## Work task
Output the span of lines from the one that contains "What data populates" through the end of the records, inclusive, exactly as written and free of pictures.
** Opening Data block **
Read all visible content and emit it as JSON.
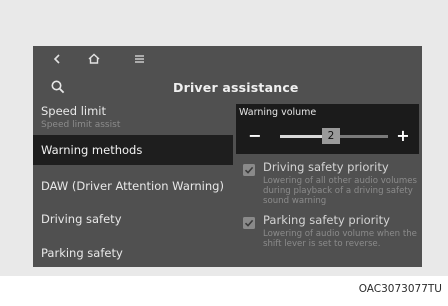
{
  "screen": {
    "title": "Driver assistance"
  },
  "menu": {
    "items": [
      {
        "label": "Speed limit",
        "sublabel": "Speed limit assist"
      },
      {
        "label": "Warning methods"
      },
      {
        "label": "DAW (Driver Attention Warning)"
      },
      {
        "label": "Driving safety"
      },
      {
        "label": "Parking safety"
      }
    ],
    "selected": "Warning methods"
  },
  "warning_volume": {
    "title": "Warning volume",
    "minus": "−",
    "plus": "+",
    "value": "2",
    "level_fraction": 0.45
  },
  "options": {
    "driving_safety_priority": {
      "label": "Driving safety priority",
      "checked": true,
      "description": "Lowering of all other audio volumes during playback of a driving safety sound warning"
    },
    "parking_safety_priority": {
      "label": "Parking safety priority",
      "checked": true,
      "description": "Lowering of audio volume when the shift lever is set to reverse."
    }
  },
  "caption": "OAC3073077TU",
  "icons": [
    "back-icon",
    "home-icon",
    "menu-icon",
    "search-icon",
    "checkbox-icon"
  ],
  "colors": {
    "screen_bg": "#505050",
    "selected_bg": "#1e1e1e",
    "popup_bg": "#1b1b1b"
  }
}
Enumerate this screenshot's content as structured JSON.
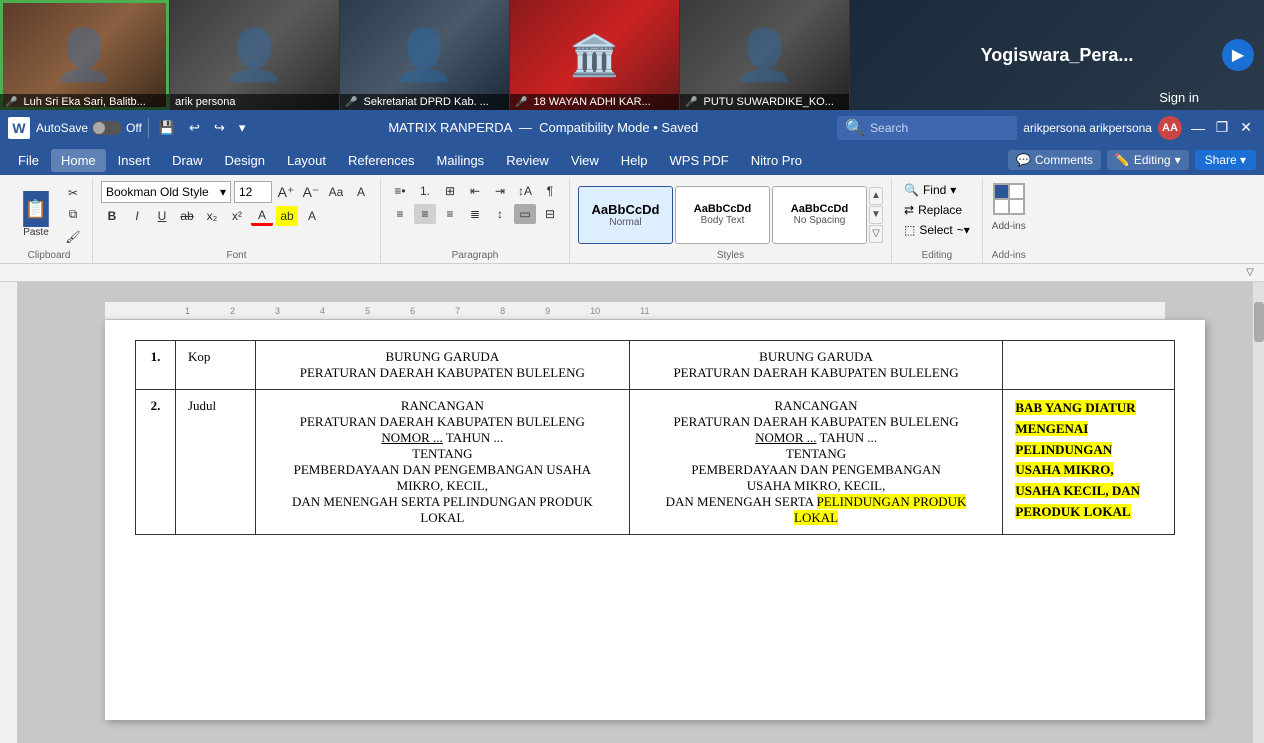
{
  "video_bar": {
    "participants": [
      {
        "id": 1,
        "name": "Luh Sri Eka Sari, Balitb...",
        "bg": "thumb-bg-1",
        "muted": true,
        "is_person": true
      },
      {
        "id": 2,
        "name": "arik persona",
        "bg": "thumb-bg-2",
        "muted": false,
        "is_person": true,
        "speaking": true
      },
      {
        "id": 3,
        "name": "Sekretariat DPRD Kab. ...",
        "bg": "thumb-bg-3",
        "muted": true,
        "is_person": true
      },
      {
        "id": 4,
        "name": "18 WAYAN ADHI KAR...",
        "bg": "thumb-bg-4",
        "muted": true,
        "is_person": false
      },
      {
        "id": 5,
        "name": "PUTU SUWARDIKE_KO...",
        "bg": "thumb-bg-5",
        "muted": true,
        "is_person": false
      }
    ],
    "featured_name": "Yogiswara_Pera...",
    "sign_in_label": "Sign in"
  },
  "app_bar": {
    "logo": "W",
    "autosave_label": "AutoSave",
    "autosave_state": "Off",
    "save_icon": "💾",
    "undo_icon": "↩",
    "redo_icon": "↪",
    "dropdown_icon": "▾",
    "doc_title": "MATRIX RANPERDA",
    "doc_subtitle": "Compatibility Mode • Saved",
    "search_placeholder": "Search",
    "user_name": "arikpersona arikpersona",
    "user_initials": "AA",
    "minimize_icon": "—",
    "restore_icon": "❐",
    "close_icon": "✕"
  },
  "menu_bar": {
    "items": [
      "File",
      "Home",
      "Insert",
      "Draw",
      "Design",
      "Layout",
      "References",
      "Mailings",
      "Review",
      "View",
      "Help",
      "WPS PDF",
      "Nitro Pro"
    ],
    "active_item": "Home",
    "comments_label": "Comments",
    "editing_label": "Editing",
    "editing_dropdown": "▾",
    "share_label": "Share",
    "share_dropdown": "▾"
  },
  "ribbon": {
    "clipboard": {
      "paste_label": "Paste",
      "cut_label": "✂",
      "copy_label": "⧉",
      "format_painter_label": "🖌"
    },
    "font": {
      "name": "Bookman Old Style",
      "size": "12",
      "grow_icon": "A↑",
      "shrink_icon": "A↓",
      "case_icon": "Aa",
      "clear_icon": "A",
      "bold": "B",
      "italic": "I",
      "underline": "U",
      "strikethrough": "ab",
      "subscript": "x₂",
      "superscript": "x²",
      "font_color": "A",
      "highlight": "ab"
    },
    "paragraph": {
      "label": "Paragraph"
    },
    "styles": {
      "label": "Styles",
      "normal_label": "Normal",
      "body_text_label": "Body Text",
      "no_spacing_label": "No Spacing",
      "normal_active": true
    },
    "editing": {
      "label": "Editing",
      "find_label": "Find",
      "replace_label": "Replace",
      "select_label": "Select",
      "select_dropdown": "~"
    },
    "addins": {
      "label": "Add-ins"
    }
  },
  "document": {
    "table": {
      "headers": [],
      "rows": [
        {
          "num": "1.",
          "label": "Kop",
          "col1": "BURUNG GARUDA\nPERATURAN DAERAH KABUPATEN BULELENG",
          "col2": "BURUNG GARUDA\nPERATURAN DAERAH KABUPATEN BULELENG",
          "note": ""
        },
        {
          "num": "2.",
          "label": "Judul",
          "col1": "RANCANGAN\nPERATURAN DAERAH KABUPATEN BULELENG\nNOMOR ... TAHUN ...\nTENTANG\nPEMBERDAYAAN DAN PENGEMBANGAN USAHA\nMIKRO, KECIL,\nDAN MENENGAH SERTA PELINDUNGAN PRODUK\nLOKAL",
          "col2_parts": [
            {
              "text": "RANCANGAN\nPERATURAN DAERAH KABUPATEN BULELENG\nNOMOR ... TAHUN ...\nTENTANG\nPEMBERDAYAAN DAN PENGEMBANGAN\nUSAHA MIKRO, KECIL,\nDAN MENENGAH SERTA ",
              "highlight": false
            },
            {
              "text": "PELINDUNGAN PRODUK",
              "highlight": true
            },
            {
              "text": "\n",
              "highlight": false
            },
            {
              "text": "LOKAL",
              "highlight": true
            }
          ],
          "note_parts": [
            {
              "text": "BAB YANG DIATUR\nMENGENAI\nPELINDUNGAN\nUSAHA MIKRO,\nUSAHA KECIL, DAN\nPERODUK LOKAL",
              "highlight": true
            }
          ]
        }
      ]
    }
  }
}
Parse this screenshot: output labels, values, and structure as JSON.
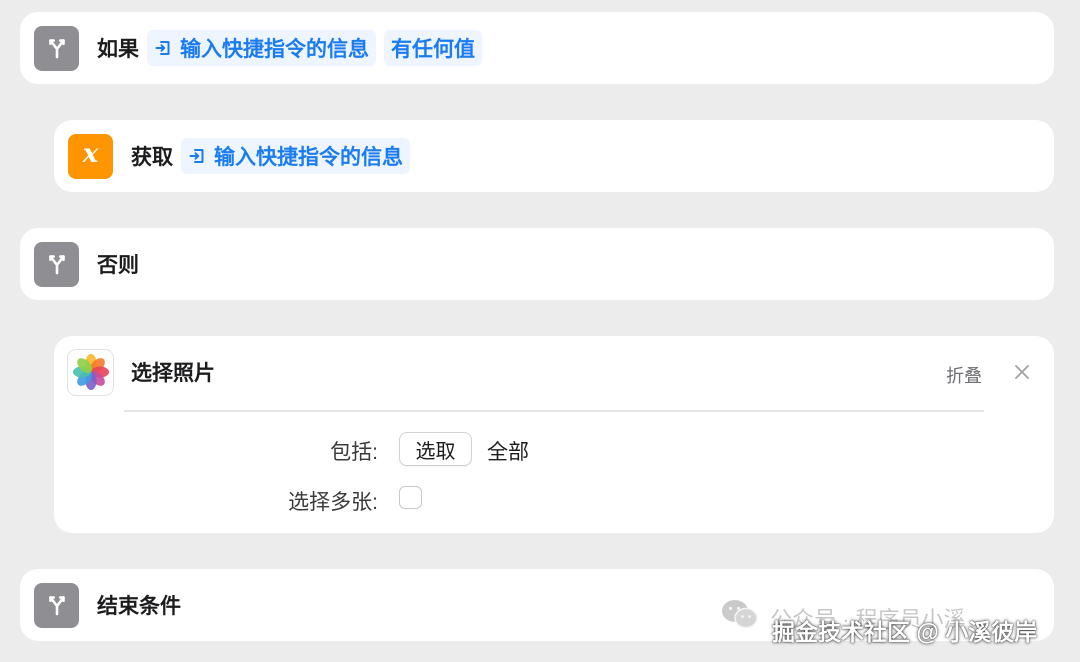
{
  "colors": {
    "background": "#ececec",
    "card": "#ffffff",
    "accent_blue": "#1a7cf0",
    "token_bg": "#eef5fe",
    "icon_grey": "#8e8e93",
    "icon_orange": "#ff9500"
  },
  "actions": {
    "if": {
      "icon": "branch-icon",
      "title": "如果",
      "variable_icon": "shortcut-input-icon",
      "variable": "输入快捷指令的信息",
      "condition": "有任何值"
    },
    "get_variable": {
      "icon": "variable-x-icon",
      "icon_glyph": "x",
      "title": "获取",
      "variable_icon": "shortcut-input-icon",
      "variable": "输入快捷指令的信息"
    },
    "otherwise": {
      "icon": "branch-icon",
      "title": "否则"
    },
    "select_photos": {
      "icon": "photos-app-icon",
      "title": "选择照片",
      "collapse_label": "折叠",
      "close_icon": "close-icon",
      "include_label": "包括:",
      "include_button": "选取",
      "include_value": "全部",
      "multiple_label": "选择多张:",
      "multiple_checked": false
    },
    "end_if": {
      "icon": "branch-icon",
      "title": "结束条件"
    }
  },
  "watermark": {
    "icon": "wechat-icon",
    "text": "公众号 · 程序员小溪"
  },
  "credit": "掘金技术社区 @ 小溪彼岸"
}
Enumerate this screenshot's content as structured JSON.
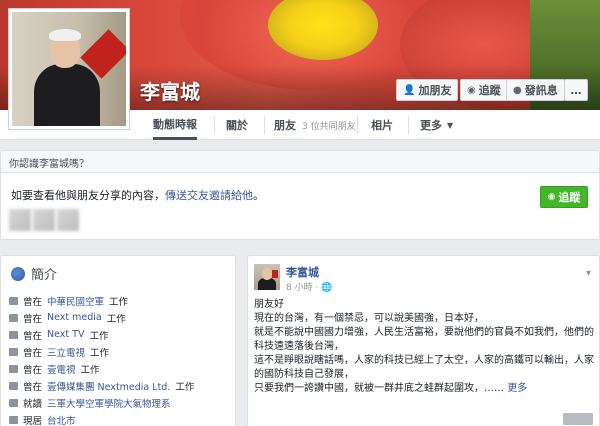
{
  "profile": {
    "name": "李富城"
  },
  "header": {
    "add_friend": "加朋友",
    "follow": "追蹤",
    "message": "發訊息"
  },
  "tabs": {
    "timeline": "動態時報",
    "about": "關於",
    "friends": "朋友",
    "friends_sub": "3 位共同朋友",
    "photos": "相片",
    "more": "更多"
  },
  "know": {
    "question": "你認識李富城嗎？",
    "text_prefix": "如要查看他與朋友分享的內容，",
    "link": "傳送交友邀請給他",
    "text_suffix": "。",
    "follow_btn": "追蹤"
  },
  "intro": {
    "title": "簡介",
    "items": [
      {
        "pre": "曾在",
        "link": "中華民國空軍",
        "post": "工作"
      },
      {
        "pre": "曾在",
        "link": "Next media",
        "post": "工作"
      },
      {
        "pre": "曾在",
        "link": "Next TV",
        "post": "工作"
      },
      {
        "pre": "曾在",
        "link": "三立電視",
        "post": "工作"
      },
      {
        "pre": "曾在",
        "link": "壹電視",
        "post": "工作"
      },
      {
        "pre": "曾在",
        "link": "壹傳媒集團 Nextmedia Ltd.",
        "post": "工作"
      },
      {
        "pre": "就讀",
        "link": "三軍大學空軍學院大氣物理系",
        "post": ""
      },
      {
        "pre": "現居",
        "link": "台北市",
        "post": ""
      }
    ]
  },
  "post": {
    "author": "李富城",
    "time": "8 小時 · ",
    "lines": [
      "朋友好",
      "現在的台灣，有一個禁忌，可以說美國強，日本好，",
      "就是不能說中國國力增強，人民生活富裕，要說他們的官員不如我們，他們的科技遠遠落後台灣，",
      "這不是睜眼說瞎話嗎，人家的科技已經上了太空，人家的高鐵可以輸出，人家的國防科技自己發展，",
      "只要我們一誇讚中國，就被一群井底之蛙群起圍攻，"
    ],
    "ellipsis": "……",
    "more": "更多"
  }
}
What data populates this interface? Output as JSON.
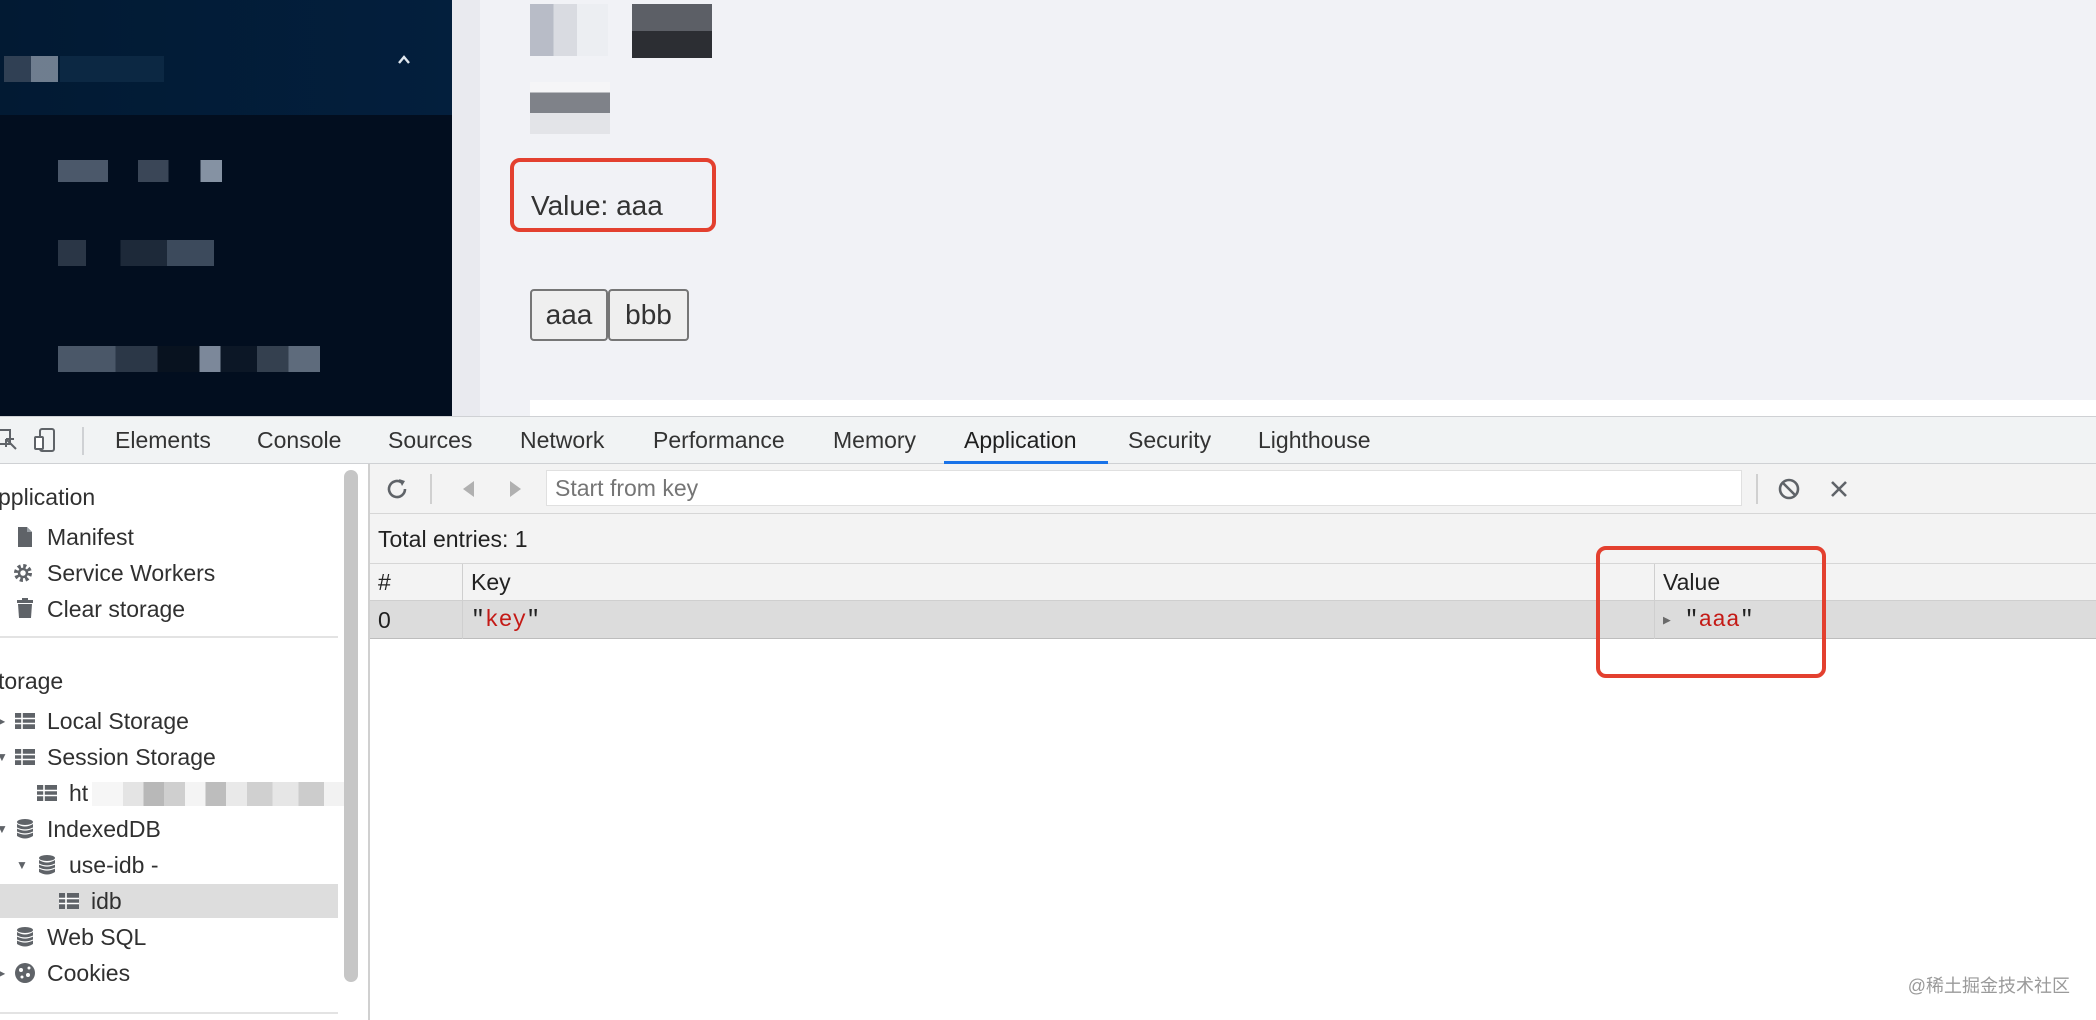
{
  "page": {
    "value_label": "Value: aaa",
    "buttons": [
      "aaa",
      "bbb"
    ]
  },
  "devtools": {
    "tabs": [
      "Elements",
      "Console",
      "Sources",
      "Network",
      "Performance",
      "Memory",
      "Application",
      "Security",
      "Lighthouse"
    ],
    "active_tab": "Application",
    "sidebar": {
      "application_header": "pplication",
      "application_items": [
        "Manifest",
        "Service Workers",
        "Clear storage"
      ],
      "storage_header": "torage",
      "storage_items": {
        "local_storage": "Local Storage",
        "session_storage": "Session Storage",
        "session_origin": "ht",
        "indexeddb": "IndexedDB",
        "db": "use-idb - ",
        "store": "idb",
        "web_sql": "Web SQL",
        "cookies": "Cookies"
      }
    },
    "toolbar": {
      "search_placeholder": "Start from key"
    },
    "total_entries": "Total entries: 1",
    "table": {
      "headers": [
        "#",
        "Key",
        "Value"
      ],
      "rows": [
        {
          "index": "0",
          "key": "key",
          "value": "aaa"
        }
      ]
    }
  },
  "watermark": "@稀土掘金技术社区",
  "colors": {
    "highlight_box": "#e3402f",
    "string_value": "#c41a16",
    "active_tab_underline": "#1a73e8",
    "nav_bg": "#020e1f"
  }
}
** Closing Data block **
## Answer below
What data populates this interface? Output as JSON.
{
  "page": {
    "value_label": "Value: aaa",
    "buttons": [
      "aaa",
      "bbb"
    ]
  },
  "devtools": {
    "tabs": [
      "Elements",
      "Console",
      "Sources",
      "Network",
      "Performance",
      "Memory",
      "Application",
      "Security",
      "Lighthouse"
    ],
    "active_tab": "Application",
    "sidebar": {
      "application_header": "pplication",
      "application_items": [
        "Manifest",
        "Service Workers",
        "Clear storage"
      ],
      "storage_header": "torage",
      "storage_items": {
        "local_storage": "Local Storage",
        "session_storage": "Session Storage",
        "session_origin": "ht",
        "indexeddb": "IndexedDB",
        "db": "use-idb - ",
        "store": "idb",
        "web_sql": "Web SQL",
        "cookies": "Cookies"
      }
    },
    "toolbar": {
      "search_placeholder": "Start from key"
    },
    "total_entries": "Total entries: 1",
    "table": {
      "headers": [
        "#",
        "Key",
        "Value"
      ],
      "rows": [
        {
          "index": "0",
          "key": "key",
          "value": "aaa"
        }
      ]
    }
  },
  "watermark": "@稀土掘金技术社区",
  "colors": {
    "highlight_box": "#e3402f",
    "string_value": "#c41a16",
    "active_tab_underline": "#1a73e8",
    "nav_bg": "#020e1f"
  }
}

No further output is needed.